**Task goal:**
Every line containing "github" should be identified and copied from the data below.

**Records for processing:**
#####

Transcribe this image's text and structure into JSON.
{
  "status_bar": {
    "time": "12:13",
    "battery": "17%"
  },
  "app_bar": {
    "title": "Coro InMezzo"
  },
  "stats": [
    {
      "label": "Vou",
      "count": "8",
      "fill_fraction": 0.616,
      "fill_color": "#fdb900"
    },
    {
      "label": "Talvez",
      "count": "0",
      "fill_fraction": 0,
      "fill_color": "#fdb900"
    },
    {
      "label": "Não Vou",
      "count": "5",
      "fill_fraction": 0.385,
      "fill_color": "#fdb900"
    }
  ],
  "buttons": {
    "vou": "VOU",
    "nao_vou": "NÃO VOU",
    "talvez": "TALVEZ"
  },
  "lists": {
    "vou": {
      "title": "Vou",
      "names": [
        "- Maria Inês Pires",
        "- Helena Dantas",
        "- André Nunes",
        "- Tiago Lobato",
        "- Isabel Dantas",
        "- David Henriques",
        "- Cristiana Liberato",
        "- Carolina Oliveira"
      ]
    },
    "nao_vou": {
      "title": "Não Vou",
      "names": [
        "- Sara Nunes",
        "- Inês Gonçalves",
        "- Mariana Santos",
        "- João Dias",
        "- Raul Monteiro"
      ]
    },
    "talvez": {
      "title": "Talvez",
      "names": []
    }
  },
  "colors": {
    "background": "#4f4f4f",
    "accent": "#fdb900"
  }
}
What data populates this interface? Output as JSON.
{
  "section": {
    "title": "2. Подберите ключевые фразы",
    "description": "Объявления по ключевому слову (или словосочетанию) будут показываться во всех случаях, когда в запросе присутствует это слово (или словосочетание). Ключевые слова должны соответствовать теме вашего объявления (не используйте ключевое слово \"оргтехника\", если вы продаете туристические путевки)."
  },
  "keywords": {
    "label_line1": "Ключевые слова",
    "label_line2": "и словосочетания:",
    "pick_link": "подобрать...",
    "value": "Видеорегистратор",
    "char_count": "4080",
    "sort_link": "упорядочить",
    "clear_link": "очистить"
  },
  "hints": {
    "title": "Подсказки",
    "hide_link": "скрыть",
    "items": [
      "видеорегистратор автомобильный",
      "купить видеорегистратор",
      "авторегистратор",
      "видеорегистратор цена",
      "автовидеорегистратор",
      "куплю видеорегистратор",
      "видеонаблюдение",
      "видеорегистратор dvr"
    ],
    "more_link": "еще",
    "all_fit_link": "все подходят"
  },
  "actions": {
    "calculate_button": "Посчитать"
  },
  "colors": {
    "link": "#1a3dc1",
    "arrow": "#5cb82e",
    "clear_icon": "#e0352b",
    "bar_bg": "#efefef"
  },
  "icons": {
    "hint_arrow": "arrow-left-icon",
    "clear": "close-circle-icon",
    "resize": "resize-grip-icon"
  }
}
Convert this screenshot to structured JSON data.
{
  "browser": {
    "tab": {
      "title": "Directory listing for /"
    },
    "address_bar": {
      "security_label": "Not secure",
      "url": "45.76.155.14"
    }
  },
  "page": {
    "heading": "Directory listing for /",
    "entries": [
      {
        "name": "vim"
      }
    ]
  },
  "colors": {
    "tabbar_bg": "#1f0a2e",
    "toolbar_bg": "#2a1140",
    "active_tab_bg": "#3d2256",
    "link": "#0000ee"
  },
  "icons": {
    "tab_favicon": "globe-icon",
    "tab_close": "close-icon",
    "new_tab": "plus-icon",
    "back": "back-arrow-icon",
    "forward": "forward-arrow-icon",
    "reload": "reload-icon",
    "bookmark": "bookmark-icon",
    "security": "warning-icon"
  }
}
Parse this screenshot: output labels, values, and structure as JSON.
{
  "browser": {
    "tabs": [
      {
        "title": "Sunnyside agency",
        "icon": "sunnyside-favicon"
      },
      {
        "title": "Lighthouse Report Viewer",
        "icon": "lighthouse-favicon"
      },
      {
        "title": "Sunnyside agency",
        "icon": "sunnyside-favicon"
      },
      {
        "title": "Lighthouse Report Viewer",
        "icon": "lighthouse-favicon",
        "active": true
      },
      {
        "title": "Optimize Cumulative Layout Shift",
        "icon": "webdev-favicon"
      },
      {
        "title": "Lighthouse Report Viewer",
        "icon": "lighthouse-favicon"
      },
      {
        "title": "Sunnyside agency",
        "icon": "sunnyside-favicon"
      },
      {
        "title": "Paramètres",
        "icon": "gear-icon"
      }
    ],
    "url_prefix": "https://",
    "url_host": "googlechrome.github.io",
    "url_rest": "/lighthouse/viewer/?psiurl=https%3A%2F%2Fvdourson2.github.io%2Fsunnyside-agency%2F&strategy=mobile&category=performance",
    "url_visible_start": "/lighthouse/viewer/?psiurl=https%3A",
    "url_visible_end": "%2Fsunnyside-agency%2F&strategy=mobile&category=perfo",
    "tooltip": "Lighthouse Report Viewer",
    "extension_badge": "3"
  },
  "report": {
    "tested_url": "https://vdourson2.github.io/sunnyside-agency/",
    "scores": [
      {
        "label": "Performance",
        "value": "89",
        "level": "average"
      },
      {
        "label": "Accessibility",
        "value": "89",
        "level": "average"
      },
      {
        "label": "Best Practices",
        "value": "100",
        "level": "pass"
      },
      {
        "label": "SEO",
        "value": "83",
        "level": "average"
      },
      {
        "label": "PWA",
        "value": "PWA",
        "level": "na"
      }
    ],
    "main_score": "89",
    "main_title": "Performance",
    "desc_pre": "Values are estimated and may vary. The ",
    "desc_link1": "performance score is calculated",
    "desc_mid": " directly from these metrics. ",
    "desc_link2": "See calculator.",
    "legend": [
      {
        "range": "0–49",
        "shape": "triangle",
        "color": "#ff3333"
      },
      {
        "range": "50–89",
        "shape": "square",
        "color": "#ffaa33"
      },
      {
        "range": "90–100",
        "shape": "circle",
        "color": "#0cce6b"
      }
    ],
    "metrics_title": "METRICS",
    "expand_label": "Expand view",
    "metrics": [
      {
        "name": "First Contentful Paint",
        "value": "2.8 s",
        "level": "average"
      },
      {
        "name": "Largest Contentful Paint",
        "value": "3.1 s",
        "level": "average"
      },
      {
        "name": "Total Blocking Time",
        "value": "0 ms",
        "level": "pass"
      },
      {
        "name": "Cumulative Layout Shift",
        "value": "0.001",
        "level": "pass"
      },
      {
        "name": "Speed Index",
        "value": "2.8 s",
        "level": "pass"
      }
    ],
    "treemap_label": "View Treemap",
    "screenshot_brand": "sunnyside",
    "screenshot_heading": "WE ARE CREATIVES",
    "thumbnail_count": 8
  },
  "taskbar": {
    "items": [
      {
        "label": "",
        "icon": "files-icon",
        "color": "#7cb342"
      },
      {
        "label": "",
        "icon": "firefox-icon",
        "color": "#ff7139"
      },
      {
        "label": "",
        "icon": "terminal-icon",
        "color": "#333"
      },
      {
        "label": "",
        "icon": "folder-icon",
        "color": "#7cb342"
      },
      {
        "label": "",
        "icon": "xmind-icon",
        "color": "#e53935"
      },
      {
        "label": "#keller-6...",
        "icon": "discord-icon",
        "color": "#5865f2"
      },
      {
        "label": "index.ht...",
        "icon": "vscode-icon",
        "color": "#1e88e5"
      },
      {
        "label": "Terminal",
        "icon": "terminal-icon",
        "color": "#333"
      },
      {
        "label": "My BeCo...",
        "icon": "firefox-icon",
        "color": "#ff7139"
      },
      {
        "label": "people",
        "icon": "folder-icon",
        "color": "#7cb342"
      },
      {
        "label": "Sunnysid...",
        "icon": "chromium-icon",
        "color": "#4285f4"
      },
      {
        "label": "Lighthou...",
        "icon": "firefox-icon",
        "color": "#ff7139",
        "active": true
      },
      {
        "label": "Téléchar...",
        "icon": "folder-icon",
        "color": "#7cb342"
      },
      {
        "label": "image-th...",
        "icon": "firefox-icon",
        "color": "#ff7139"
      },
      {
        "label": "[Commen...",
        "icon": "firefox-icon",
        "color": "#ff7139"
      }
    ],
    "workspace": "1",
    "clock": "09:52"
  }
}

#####

**Exercise solution:**
    "url_host": "googlechrome.github.io",
    "url_rest": "/lighthouse/viewer/?psiurl=https%3A%2F%2Fvdourson2.github.io%2Fsunnyside-agency%2F&strategy=mobile&category=performance",
    "tested_url": "https://vdourson2.github.io/sunnyside-agency/",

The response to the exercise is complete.